The NSA whistleblower says the latest development “marks the beginning of a new effort to reclaim our rights from the NSA.”
The end of 2013 saw a rush of big NSA news, from a judge calling an agency program "almost Orwellian" to a bevy of tech stars talking reform at the White House. What lies ahead?
After a week of fireworks over NSA spying, including a judge's use of the word "Orwellian" and a surprisingly critical report from the president's own advisory panel, Obama speaks of reform but says specifics will come later.
The man to whom Edward Snowden entrusted his NSA documents isn't content just to save the Bill of Rights and reinvent journalism. He also wants to stop the Internet from becoming history's most dangerous spy tool.
At the Dreamforce conference in San Francisco, Yahoo's CEO talks about design, mobile, and the company's mission to entertain.
The tech giants, along with Yahoo, Facebook, and AOL, call upon the Senate Judiciary Committee to substantially reform the US government's mass surveillance practices.
State Department insider says German chancellor's reaction to phone tap may be an act; an enterprising tweeter works some spycraft on the NSA; Snowden speaks out; and more.
Sen. Edward Markey sends a letter to the Federal Trade Commission asking whether Google's upcoming changes to its Terms of Service violate a 2011 privacy settlement over its scrapped Buzz service.
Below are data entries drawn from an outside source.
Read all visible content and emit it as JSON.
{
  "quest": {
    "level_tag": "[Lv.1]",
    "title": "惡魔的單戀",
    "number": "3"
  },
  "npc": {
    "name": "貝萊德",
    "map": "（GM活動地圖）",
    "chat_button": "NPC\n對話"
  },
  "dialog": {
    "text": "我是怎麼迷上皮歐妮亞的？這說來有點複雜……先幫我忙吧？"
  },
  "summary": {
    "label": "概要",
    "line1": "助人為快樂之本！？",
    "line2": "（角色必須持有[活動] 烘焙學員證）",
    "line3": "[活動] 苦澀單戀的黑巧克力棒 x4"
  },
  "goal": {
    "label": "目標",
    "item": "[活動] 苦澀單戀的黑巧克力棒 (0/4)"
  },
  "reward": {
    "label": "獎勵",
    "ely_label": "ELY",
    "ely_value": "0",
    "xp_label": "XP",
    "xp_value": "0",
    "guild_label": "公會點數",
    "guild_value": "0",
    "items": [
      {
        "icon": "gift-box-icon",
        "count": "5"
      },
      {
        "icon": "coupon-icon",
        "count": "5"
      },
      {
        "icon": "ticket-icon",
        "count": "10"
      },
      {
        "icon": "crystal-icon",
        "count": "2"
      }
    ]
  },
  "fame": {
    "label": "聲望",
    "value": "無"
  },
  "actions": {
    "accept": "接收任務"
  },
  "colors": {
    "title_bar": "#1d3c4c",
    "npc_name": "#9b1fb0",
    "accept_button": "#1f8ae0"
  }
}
U.S. asks Hong Kong to extradite PRISM leaker Edward Snowden; Snowden departs Hong Kong for Moscow; a WikiLeaks volunteer had his Gmail account searched; and more.